2018 will see the requirement for compliance with numerous directives and regulations. The European Insurance and Occupational Pensions Authority (EIOPA) and the Financial Conduct Authority (FCA), for example, have worked to finalise the Insurance Distribution Directive (IDD). This directive must be adhered to by 23 February 2018, and is designed to encourage greater competition between insurance firms whilst increasing customer protections.

According to Kareline Daguier, Director at PwC: “In some areas the FCA is gold plating the IDD and seeking to align it with MiFID II requirements. Insurers and insurance brokers have a few more months to prepare for IDD implementation and those efforts are expected to continue well into 2018.”

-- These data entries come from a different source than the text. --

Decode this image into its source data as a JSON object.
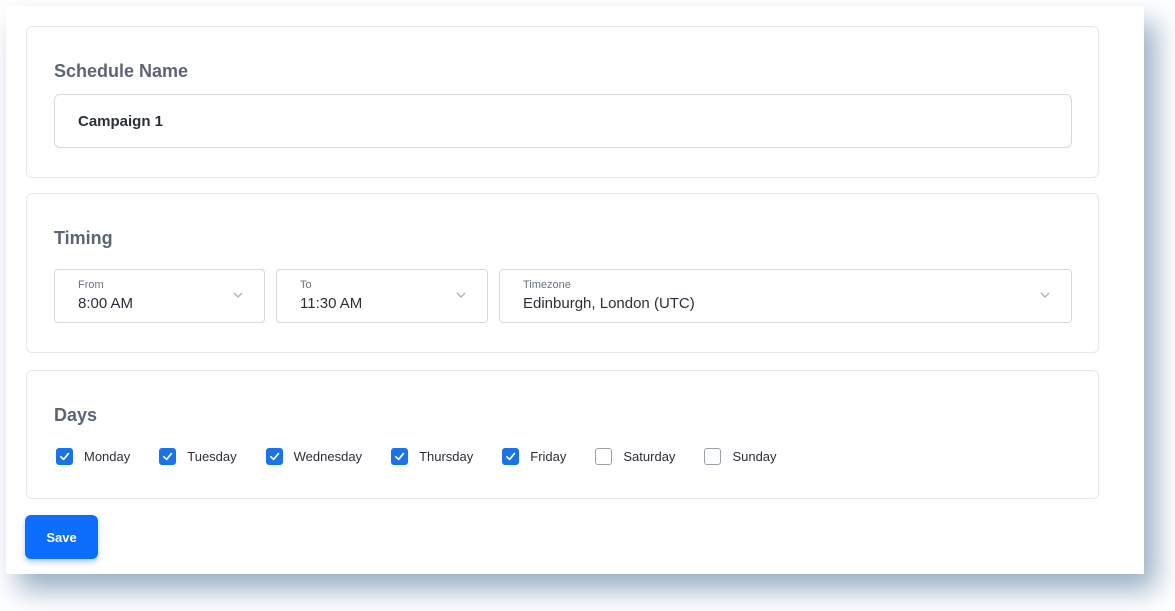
{
  "schedule": {
    "title": "Schedule Name",
    "name_value": "Campaign 1"
  },
  "timing": {
    "title": "Timing",
    "from": {
      "label": "From",
      "value": "8:00 AM"
    },
    "to": {
      "label": "To",
      "value": "11:30 AM"
    },
    "timezone": {
      "label": "Timezone",
      "value": "Edinburgh, London (UTC)"
    }
  },
  "days": {
    "title": "Days",
    "items": [
      {
        "label": "Monday",
        "checked": true
      },
      {
        "label": "Tuesday",
        "checked": true
      },
      {
        "label": "Wednesday",
        "checked": true
      },
      {
        "label": "Thursday",
        "checked": true
      },
      {
        "label": "Friday",
        "checked": true
      },
      {
        "label": "Saturday",
        "checked": false
      },
      {
        "label": "Sunday",
        "checked": false
      }
    ]
  },
  "actions": {
    "save_label": "Save"
  },
  "colors": {
    "accent": "#0d6efd",
    "checkbox": "#1a73e8",
    "heading": "#5d6575",
    "border": "#d5d9e0"
  },
  "icons": {
    "dropdown": "chevron-down-icon",
    "check": "checkmark-icon"
  }
}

Brexit, then, is proving somewhat of a sticking point for the industry in terms of compliance. Indeed, organisations are now putting their growth and development on hold, instead restructuring to allow continued access to EU markets once the UK leaves the EU. One of the most significant issues of which, according to Daguier, is uncertainty around contractual obligations – namely, paying out claims on contracts written pre-Brexit, and occurring in a post-Brexit environment.

For 2018 – a period of uncertainty – the focus for the insurance sector will be on developing a ‘business as usual’ strategy. Whilst opening outposts in other EU countries may indeed seem like a draining prospect, in reality, Brexit has forced insurance businesses to grow. The change has the potential to be extremely lucrative, with numerous additional markets opened.

Once this has been completed, the remainder of 2018 can, and will, be dedicated to the development of new technologies and efficiencies to boost profit margins. What’s next for the insurance industry? Regulation, legislation and most importantly, a huge level of growth.

If you’re looking for your next career move in this sector, we have created our Ultimate Guide to Insurance. At Heat Recruitment, we help link employers with the latest legal talent. Get in touch. We’re here to help.

By Dave Bell